In the book ‘The Hitchhikers Guide to the Galaxy’ Douglas Adams describes how the hero meets Slartibartfast and hears how a race of hyper-intelligent pan-dimensional beings built a computer named Deep Thought to calculate the Answer to the Ultimate Question of Life, the Universe, and Everything. After many millennia, the answer is revealed to be 42. They then realise they don’t know what the question actually was.
Being a big fan of this story I always associate the number 42 with the answer to the ultimate question. It was therefore interesting to hear that our forthcoming Digital Print Japan events December 2-4 will be held on the 42nd floor of the Keio Plaza Hotel, Shinjuku.
So, 42 is the answer, so what is the question this time? Well, it’s all to do with digital printing, and in particular inkjet. The IT Strategies Executive Conference focuses on the big questions of when and how digital printing will enter commercial printing markets.
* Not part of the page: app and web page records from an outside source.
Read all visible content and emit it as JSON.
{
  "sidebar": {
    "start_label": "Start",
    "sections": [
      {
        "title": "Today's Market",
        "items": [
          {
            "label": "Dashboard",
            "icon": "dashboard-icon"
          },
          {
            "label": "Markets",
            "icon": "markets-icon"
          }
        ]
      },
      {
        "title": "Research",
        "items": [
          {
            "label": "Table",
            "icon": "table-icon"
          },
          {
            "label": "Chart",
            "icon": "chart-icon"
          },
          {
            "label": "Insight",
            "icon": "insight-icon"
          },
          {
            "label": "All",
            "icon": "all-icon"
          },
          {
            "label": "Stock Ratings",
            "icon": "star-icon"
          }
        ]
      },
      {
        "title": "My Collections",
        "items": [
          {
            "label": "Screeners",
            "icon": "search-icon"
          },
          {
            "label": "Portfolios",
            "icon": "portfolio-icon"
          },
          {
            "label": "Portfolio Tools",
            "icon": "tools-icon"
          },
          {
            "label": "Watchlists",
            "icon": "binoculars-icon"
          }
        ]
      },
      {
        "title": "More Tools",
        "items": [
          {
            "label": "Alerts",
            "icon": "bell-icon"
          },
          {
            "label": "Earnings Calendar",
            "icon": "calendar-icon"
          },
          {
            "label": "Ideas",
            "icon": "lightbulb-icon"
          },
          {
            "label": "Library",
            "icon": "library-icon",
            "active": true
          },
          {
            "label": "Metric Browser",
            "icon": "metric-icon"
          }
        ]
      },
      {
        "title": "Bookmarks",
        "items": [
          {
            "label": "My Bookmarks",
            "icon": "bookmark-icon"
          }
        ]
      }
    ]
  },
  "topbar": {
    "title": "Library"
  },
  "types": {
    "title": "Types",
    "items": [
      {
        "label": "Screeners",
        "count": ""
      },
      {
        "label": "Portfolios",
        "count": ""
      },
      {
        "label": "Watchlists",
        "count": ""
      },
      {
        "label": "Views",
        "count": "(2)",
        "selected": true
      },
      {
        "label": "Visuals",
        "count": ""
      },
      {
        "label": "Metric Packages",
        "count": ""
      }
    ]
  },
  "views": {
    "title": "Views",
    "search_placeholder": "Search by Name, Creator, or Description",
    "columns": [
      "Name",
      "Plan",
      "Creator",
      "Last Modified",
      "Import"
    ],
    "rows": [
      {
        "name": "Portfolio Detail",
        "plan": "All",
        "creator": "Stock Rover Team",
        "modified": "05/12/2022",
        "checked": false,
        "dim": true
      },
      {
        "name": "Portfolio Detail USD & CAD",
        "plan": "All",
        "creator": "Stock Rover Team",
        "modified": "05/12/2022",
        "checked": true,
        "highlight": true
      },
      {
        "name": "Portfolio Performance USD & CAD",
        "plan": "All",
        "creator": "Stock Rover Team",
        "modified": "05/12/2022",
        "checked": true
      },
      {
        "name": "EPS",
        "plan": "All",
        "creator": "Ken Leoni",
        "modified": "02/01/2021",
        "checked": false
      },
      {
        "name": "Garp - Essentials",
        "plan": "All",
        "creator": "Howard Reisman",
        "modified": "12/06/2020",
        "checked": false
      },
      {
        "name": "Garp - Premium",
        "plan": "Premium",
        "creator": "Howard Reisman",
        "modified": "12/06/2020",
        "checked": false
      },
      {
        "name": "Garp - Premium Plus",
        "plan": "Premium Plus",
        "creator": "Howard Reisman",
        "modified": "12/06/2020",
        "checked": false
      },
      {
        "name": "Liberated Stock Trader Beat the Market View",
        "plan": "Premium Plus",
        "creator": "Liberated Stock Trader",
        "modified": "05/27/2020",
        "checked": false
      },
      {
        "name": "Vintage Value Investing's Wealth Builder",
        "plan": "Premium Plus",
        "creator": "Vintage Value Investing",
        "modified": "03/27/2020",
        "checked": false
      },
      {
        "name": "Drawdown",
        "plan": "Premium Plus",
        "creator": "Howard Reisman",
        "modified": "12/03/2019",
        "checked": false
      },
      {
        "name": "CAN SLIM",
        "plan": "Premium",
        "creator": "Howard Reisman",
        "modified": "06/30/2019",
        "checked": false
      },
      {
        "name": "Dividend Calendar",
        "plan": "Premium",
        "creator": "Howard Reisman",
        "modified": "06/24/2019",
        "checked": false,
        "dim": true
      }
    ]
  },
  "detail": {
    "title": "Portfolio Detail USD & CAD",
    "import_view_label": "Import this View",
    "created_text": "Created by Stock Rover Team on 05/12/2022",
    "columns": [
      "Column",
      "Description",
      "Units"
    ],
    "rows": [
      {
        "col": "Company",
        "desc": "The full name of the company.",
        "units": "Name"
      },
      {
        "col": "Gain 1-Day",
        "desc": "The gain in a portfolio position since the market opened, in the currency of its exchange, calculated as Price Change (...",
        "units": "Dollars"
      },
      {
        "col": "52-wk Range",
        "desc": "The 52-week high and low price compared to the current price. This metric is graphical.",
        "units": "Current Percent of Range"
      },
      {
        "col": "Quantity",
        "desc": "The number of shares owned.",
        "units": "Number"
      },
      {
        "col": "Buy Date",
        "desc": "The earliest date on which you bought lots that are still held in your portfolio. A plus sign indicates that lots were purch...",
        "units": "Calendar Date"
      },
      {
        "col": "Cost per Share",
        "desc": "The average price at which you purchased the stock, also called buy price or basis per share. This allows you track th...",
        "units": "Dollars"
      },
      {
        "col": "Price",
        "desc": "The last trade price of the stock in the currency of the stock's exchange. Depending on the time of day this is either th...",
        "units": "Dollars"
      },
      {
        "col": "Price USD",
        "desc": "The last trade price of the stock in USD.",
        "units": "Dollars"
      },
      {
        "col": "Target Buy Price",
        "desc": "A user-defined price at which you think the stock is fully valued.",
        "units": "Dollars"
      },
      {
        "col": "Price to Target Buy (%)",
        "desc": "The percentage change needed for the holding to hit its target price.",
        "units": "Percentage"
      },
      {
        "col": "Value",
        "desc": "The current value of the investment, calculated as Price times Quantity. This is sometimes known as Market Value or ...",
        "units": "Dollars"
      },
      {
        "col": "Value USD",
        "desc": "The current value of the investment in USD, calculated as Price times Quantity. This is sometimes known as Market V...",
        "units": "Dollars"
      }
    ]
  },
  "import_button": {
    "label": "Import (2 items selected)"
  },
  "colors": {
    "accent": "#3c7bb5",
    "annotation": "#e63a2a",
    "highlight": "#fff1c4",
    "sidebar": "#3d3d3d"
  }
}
We all know one day it will make an impact, but when and to what degree? Anyone involved with sales of equipment, consumables or substrates for the vast printing industry will want to know more. A subsidiary question is whether digital can generate new revenues for the printing industry, not just replace it for short runs. Through a series of presentations and panel discussions by industry experts we hope to improve the vision of what will happen.
As well as commercial printing, inkjet is becoming increasingly used for other applications as well. Once desktop printing produced the majority of the inkjet industries revenues, but pages printed in the home is in rapid decline, and vendors are looking elsewhere for new business. Inkjet is already strong in graphics printing and has grown at a phenomenal rate for decorating ceramic tiles. The digital textile market is now taking off, soon to be followed by packaging and labelling applications, and decor printing – flooring, wall coverings, panels and so on. The technology involved in all of these non-office printing applications requires different printhead and ink technology to desktop printing. Building reliable machines to deliver high quality print in manufacturing environments involves addressing new issues and challenges. For this reason we are bringing the Inkjet Academy course to Japan. The course gives an overview of all of the issues involved in industrial product integration. Over 2,500 have attended this course already, helping build the industrial inkjet industry. This is the first time we have held the course in Japan, so don’t miss it.
And hopefully there will be no need to build ‘Earth2’ to discover the question this time, all will be clear!
Mike Willis, IMI Europe